### Exercise
Give all of the data again exactly as written, omitting every image.

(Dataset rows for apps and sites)
* * *

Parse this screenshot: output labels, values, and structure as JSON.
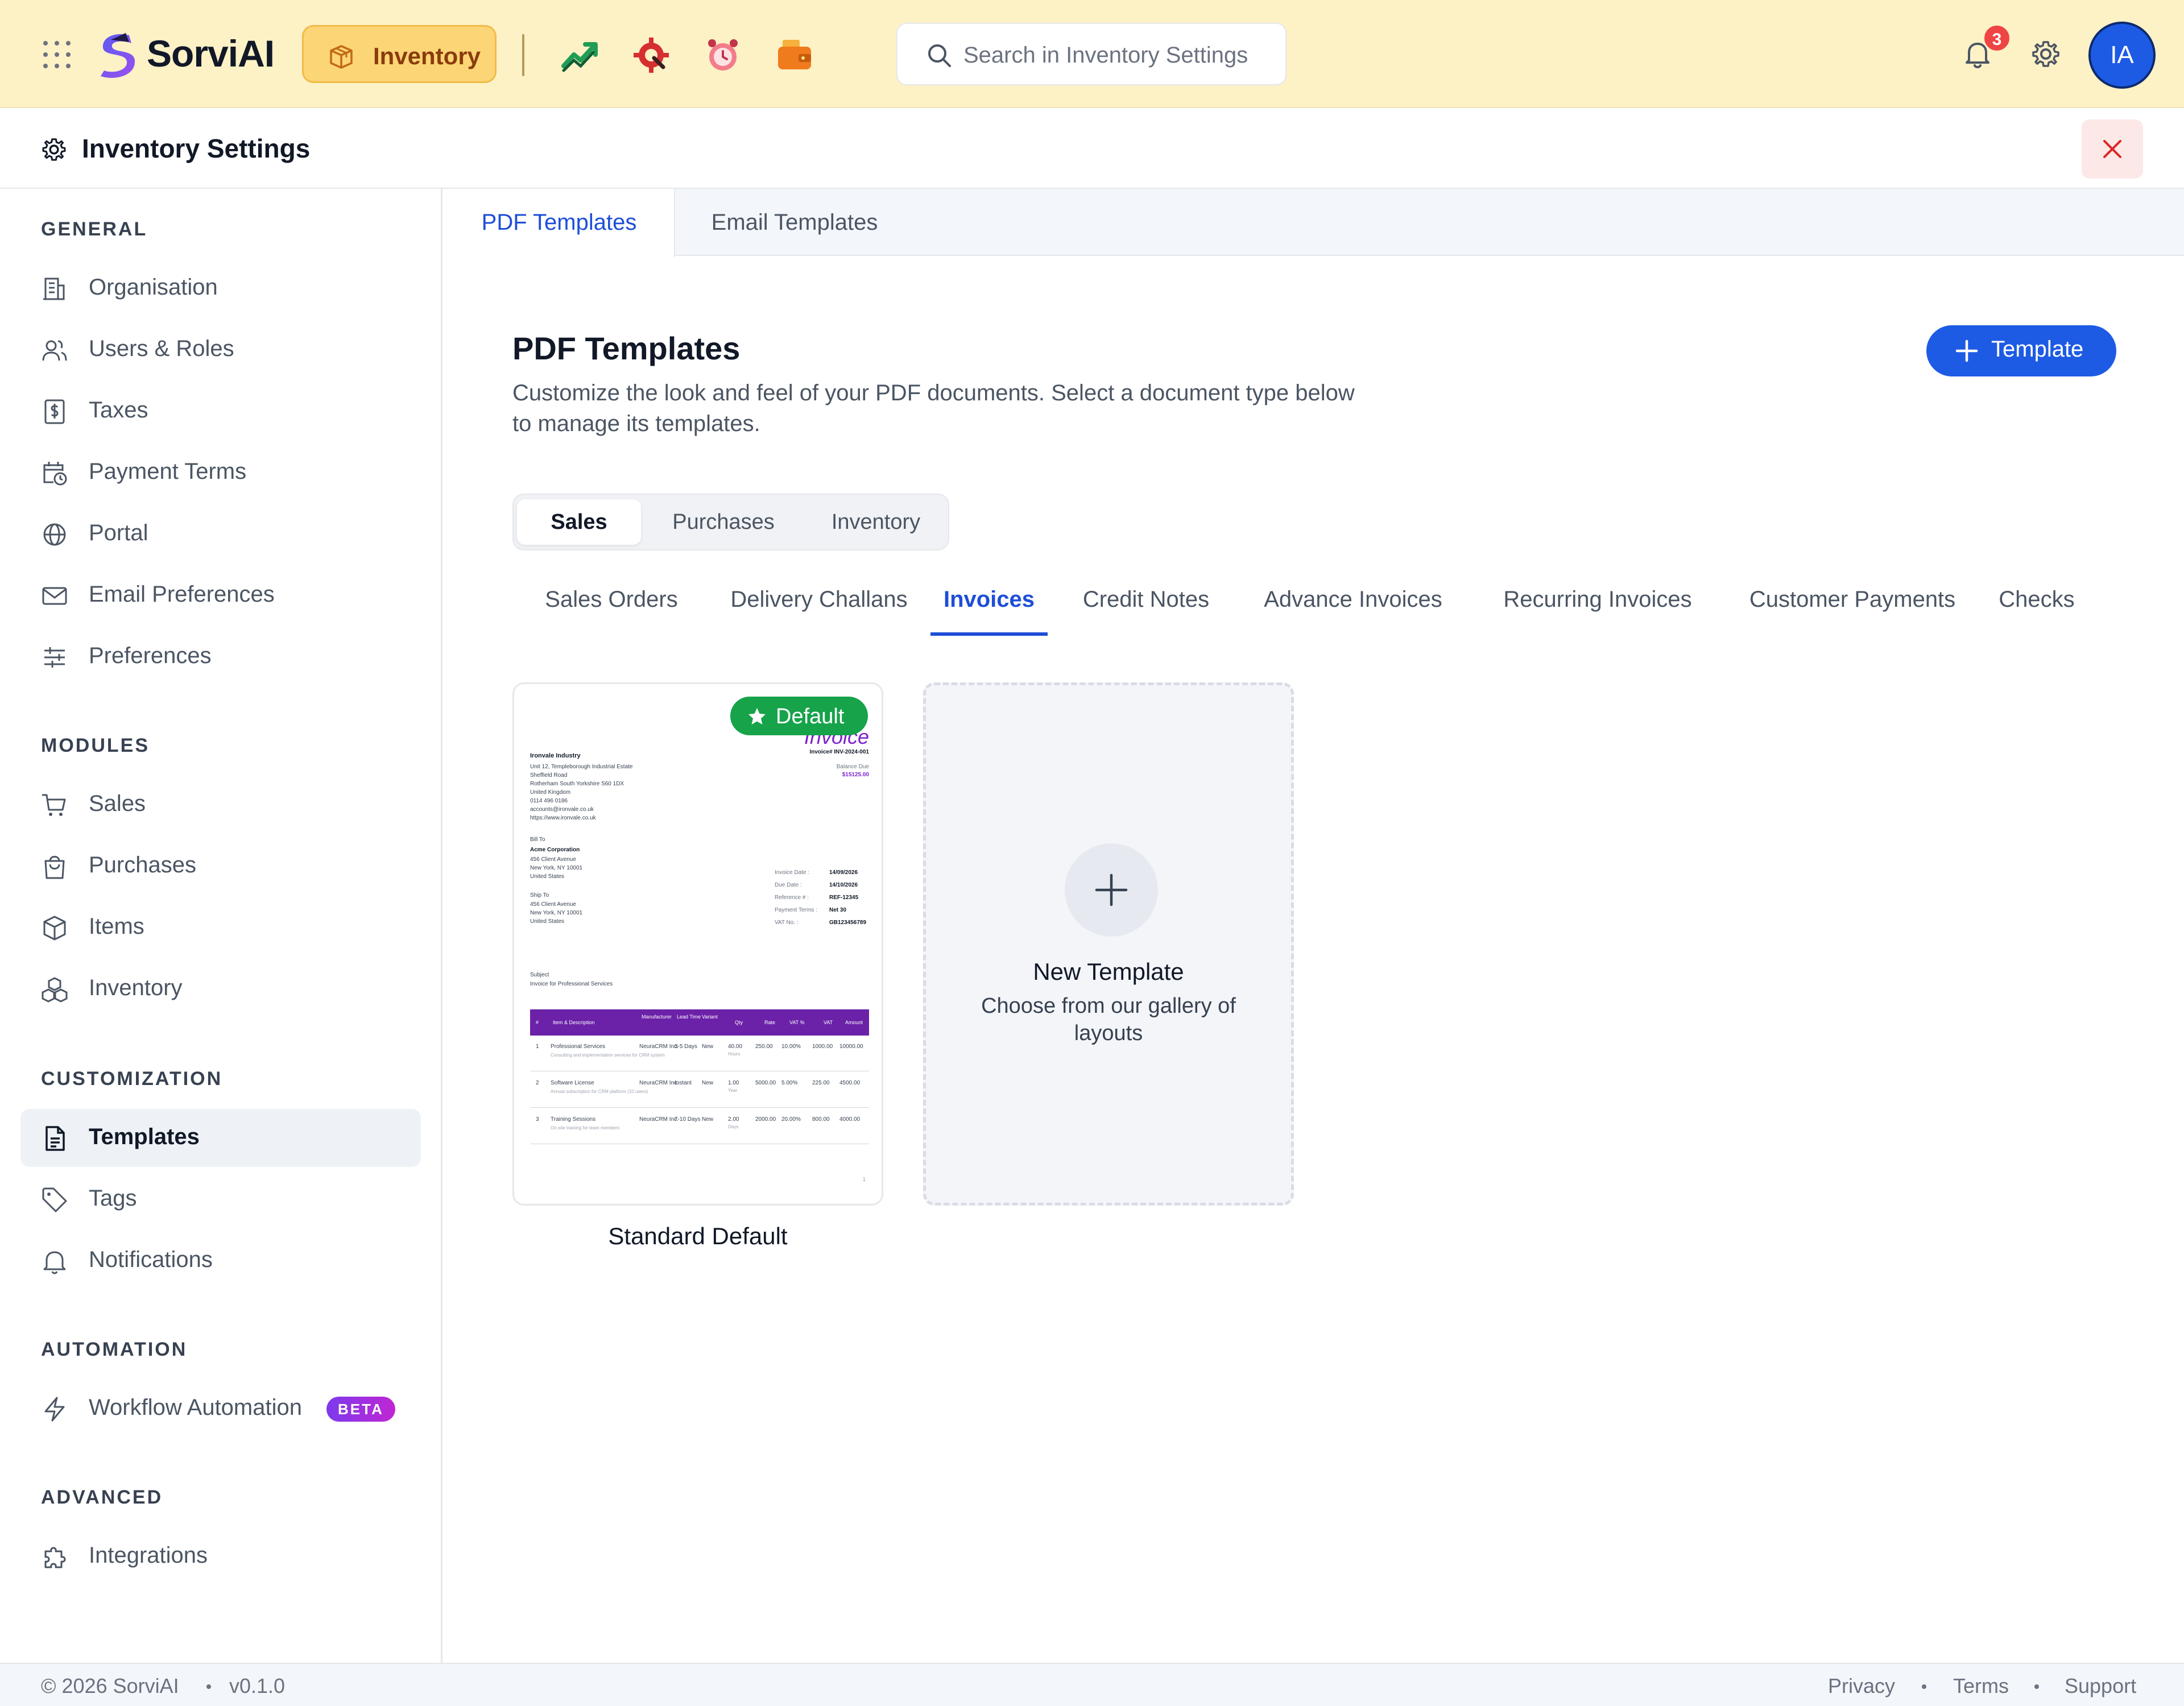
{
  "app": {
    "name": "SorviAI",
    "module": "Inventory"
  },
  "topbar": {
    "search_placeholder": "Search in Inventory Settings",
    "notifications_count": "3",
    "avatar_initials": "IA",
    "apps": [
      "analytics-icon",
      "service-gear-icon",
      "alarm-icon",
      "wallet-icon"
    ]
  },
  "header": {
    "title": "Inventory Settings"
  },
  "sidebar": {
    "sections": [
      {
        "heading": "GENERAL",
        "items": [
          "Organisation",
          "Users & Roles",
          "Taxes",
          "Payment Terms",
          "Portal",
          "Email Preferences",
          "Preferences"
        ]
      },
      {
        "heading": "MODULES",
        "items": [
          "Sales",
          "Purchases",
          "Items",
          "Inventory"
        ]
      },
      {
        "heading": "CUSTOMIZATION",
        "items": [
          "Templates",
          "Tags",
          "Notifications"
        ]
      },
      {
        "heading": "AUTOMATION",
        "items": [
          "Workflow Automation"
        ]
      },
      {
        "heading": "ADVANCED",
        "items": [
          "Integrations"
        ]
      }
    ],
    "active_item": "Templates",
    "beta_label": "BETA"
  },
  "main": {
    "top_tabs": [
      "PDF Templates",
      "Email Templates"
    ],
    "active_top_tab": "PDF Templates",
    "title": "PDF Templates",
    "description": "Customize the look and feel of your PDF documents. Select a document type below to manage its templates.",
    "add_button_label": "Template",
    "segments": [
      "Sales",
      "Purchases",
      "Inventory"
    ],
    "active_segment": "Sales",
    "doc_tabs": [
      "Sales Orders",
      "Delivery Challans",
      "Invoices",
      "Credit Notes",
      "Advance Invoices",
      "Recurring Invoices",
      "Customer Payments",
      "Checks"
    ],
    "active_doc_tab": "Invoices",
    "template_card": {
      "name": "Standard Default",
      "badge": "Default",
      "preview": {
        "doc_title": "Invoice",
        "invoice_no": "Invoice# INV-2024-001",
        "balance_label": "Balance Due",
        "balance_value": "$15125.00",
        "company": "Ironvale Industry",
        "address_lines": [
          "Unit 12, Templeborough Industrial Estate",
          "Sheffield Road",
          "Rotherham South Yorkshire S60 1DX",
          "United Kingdom",
          "0114 496 0186",
          "accounts@ironvale.co.uk",
          "https://www.ironvale.co.uk"
        ],
        "bill_to_label": "Bill To",
        "bill_to": [
          "Acme Corporation",
          "456 Client Avenue",
          "New York, NY 10001",
          "United States"
        ],
        "ship_to_label": "Ship To",
        "ship_to": [
          "456 Client Avenue",
          "New York, NY 10001",
          "United States"
        ],
        "meta": [
          {
            "k": "Invoice Date :",
            "v": "14/09/2026"
          },
          {
            "k": "Due Date :",
            "v": "14/10/2026"
          },
          {
            "k": "Reference # :",
            "v": "REF-12345"
          },
          {
            "k": "Payment Terms :",
            "v": "Net 30"
          },
          {
            "k": "VAT No. :",
            "v": "GB123456789"
          }
        ],
        "subject_label": "Subject",
        "subject": "Invoice for Professional Services",
        "columns": [
          "#",
          "Item & Description",
          "Manufacturer",
          "Lead Time",
          "Variant",
          "Qty",
          "Rate",
          "VAT %",
          "VAT",
          "Amount"
        ],
        "rows": [
          {
            "no": "1",
            "item": "Professional Services",
            "desc": "Consulting and implementation services for CRM system",
            "mfr": "NeuraCRM Inc.",
            "lead": "3-5 Days",
            "variant": "New",
            "qty": "40.00",
            "unit": "Hours",
            "rate": "250.00",
            "vat_pct": "10.00%",
            "vat": "1000.00",
            "amount": "10000.00"
          },
          {
            "no": "2",
            "item": "Software License",
            "desc": "Annual subscription for CRM platform (10 users)",
            "mfr": "NeuraCRM Inc.",
            "lead": "Instant",
            "variant": "New",
            "qty": "1.00",
            "unit": "Year",
            "rate": "5000.00",
            "vat_pct": "5.00%",
            "vat": "225.00",
            "amount": "4500.00"
          },
          {
            "no": "3",
            "item": "Training Sessions",
            "desc": "On-site training for team members",
            "mfr": "NeuraCRM Inc.",
            "lead": "7-10 Days",
            "variant": "New",
            "qty": "2.00",
            "unit": "Days",
            "rate": "2000.00",
            "vat_pct": "20.00%",
            "vat": "800.00",
            "amount": "4000.00"
          }
        ],
        "page_no": "1"
      }
    },
    "new_template": {
      "title": "New Template",
      "description": "Choose from our gallery of layouts"
    }
  },
  "footer": {
    "copyright": "© 2026 SorviAI",
    "version": "v0.1.0",
    "links": [
      "Privacy",
      "Terms",
      "Support"
    ]
  },
  "colors": {
    "topbar_bg": "#fdf1c6",
    "accent": "#1d5be4",
    "active_tab": "#1d4ed8",
    "default_badge": "#16a34a",
    "invoice_header": "#6b21a8",
    "beta_badge": "#9333ea",
    "notification_badge": "#ef4444"
  }
}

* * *

### Exercise response
Parse this screenshot: output labels, values, and structure as JSON.
{
  "app": {
    "name": "SorviAI",
    "module": "Inventory"
  },
  "topbar": {
    "search_placeholder": "Search in Inventory Settings",
    "notifications_count": "3",
    "avatar_initials": "IA",
    "apps": [
      "analytics-icon",
      "service-gear-icon",
      "alarm-icon",
      "wallet-icon"
    ]
  },
  "header": {
    "title": "Inventory Settings"
  },
  "sidebar": {
    "sections": [
      {
        "heading": "GENERAL",
        "items": [
          "Organisation",
          "Users & Roles",
          "Taxes",
          "Payment Terms",
          "Portal",
          "Email Preferences",
          "Preferences"
        ]
      },
      {
        "heading": "MODULES",
        "items": [
          "Sales",
          "Purchases",
          "Items",
          "Inventory"
        ]
      },
      {
        "heading": "CUSTOMIZATION",
        "items": [
          "Templates",
          "Tags",
          "Notifications"
        ]
      },
      {
        "heading": "AUTOMATION",
        "items": [
          "Workflow Automation"
        ]
      },
      {
        "heading": "ADVANCED",
        "items": [
          "Integrations"
        ]
      }
    ],
    "active_item": "Templates",
    "beta_label": "BETA"
  },
  "main": {
    "top_tabs": [
      "PDF Templates",
      "Email Templates"
    ],
    "active_top_tab": "PDF Templates",
    "title": "PDF Templates",
    "description": "Customize the look and feel of your PDF documents. Select a document type below to manage its templates.",
    "add_button_label": "Template",
    "segments": [
      "Sales",
      "Purchases",
      "Inventory"
    ],
    "active_segment": "Sales",
    "doc_tabs": [
      "Sales Orders",
      "Delivery Challans",
      "Invoices",
      "Credit Notes",
      "Advance Invoices",
      "Recurring Invoices",
      "Customer Payments",
      "Checks"
    ],
    "active_doc_tab": "Invoices",
    "template_card": {
      "name": "Standard Default",
      "badge": "Default",
      "preview": {
        "doc_title": "Invoice",
        "invoice_no": "Invoice# INV-2024-001",
        "balance_label": "Balance Due",
        "balance_value": "$15125.00",
        "company": "Ironvale Industry",
        "address_lines": [
          "Unit 12, Templeborough Industrial Estate",
          "Sheffield Road",
          "Rotherham South Yorkshire S60 1DX",
          "United Kingdom",
          "0114 496 0186",
          "accounts@ironvale.co.uk",
          "https://www.ironvale.co.uk"
        ],
        "bill_to_label": "Bill To",
        "bill_to": [
          "Acme Corporation",
          "456 Client Avenue",
          "New York, NY 10001",
          "United States"
        ],
        "ship_to_label": "Ship To",
        "ship_to": [
          "456 Client Avenue",
          "New York, NY 10001",
          "United States"
        ],
        "meta": [
          {
            "k": "Invoice Date :",
            "v": "14/09/2026"
          },
          {
            "k": "Due Date :",
            "v": "14/10/2026"
          },
          {
            "k": "Reference # :",
            "v": "REF-12345"
          },
          {
            "k": "Payment Terms :",
            "v": "Net 30"
          },
          {
            "k": "VAT No. :",
            "v": "GB123456789"
          }
        ],
        "subject_label": "Subject",
        "subject": "Invoice for Professional Services",
        "columns": [
          "#",
          "Item & Description",
          "Manufacturer",
          "Lead Time",
          "Variant",
          "Qty",
          "Rate",
          "VAT %",
          "VAT",
          "Amount"
        ],
        "rows": [
          {
            "no": "1",
            "item": "Professional Services",
            "desc": "Consulting and implementation services for CRM system",
            "mfr": "NeuraCRM Inc.",
            "lead": "3-5 Days",
            "variant": "New",
            "qty": "40.00",
            "unit": "Hours",
            "rate": "250.00",
            "vat_pct": "10.00%",
            "vat": "1000.00",
            "amount": "10000.00"
          },
          {
            "no": "2",
            "item": "Software License",
            "desc": "Annual subscription for CRM platform (10 users)",
            "mfr": "NeuraCRM Inc.",
            "lead": "Instant",
            "variant": "New",
            "qty": "1.00",
            "unit": "Year",
            "rate": "5000.00",
            "vat_pct": "5.00%",
            "vat": "225.00",
            "amount": "4500.00"
          },
          {
            "no": "3",
            "item": "Training Sessions",
            "desc": "On-site training for team members",
            "mfr": "NeuraCRM Inc.",
            "lead": "7-10 Days",
            "variant": "New",
            "qty": "2.00",
            "unit": "Days",
            "rate": "2000.00",
            "vat_pct": "20.00%",
            "vat": "800.00",
            "amount": "4000.00"
          }
        ],
        "page_no": "1"
      }
    },
    "new_template": {
      "title": "New Template",
      "description": "Choose from our gallery of layouts"
    }
  },
  "footer": {
    "copyright": "© 2026 SorviAI",
    "version": "v0.1.0",
    "links": [
      "Privacy",
      "Terms",
      "Support"
    ]
  },
  "colors": {
    "topbar_bg": "#fdf1c6",
    "accent": "#1d5be4",
    "active_tab": "#1d4ed8",
    "default_badge": "#16a34a",
    "invoice_header": "#6b21a8",
    "beta_badge": "#9333ea",
    "notification_badge": "#ef4444"
  }
}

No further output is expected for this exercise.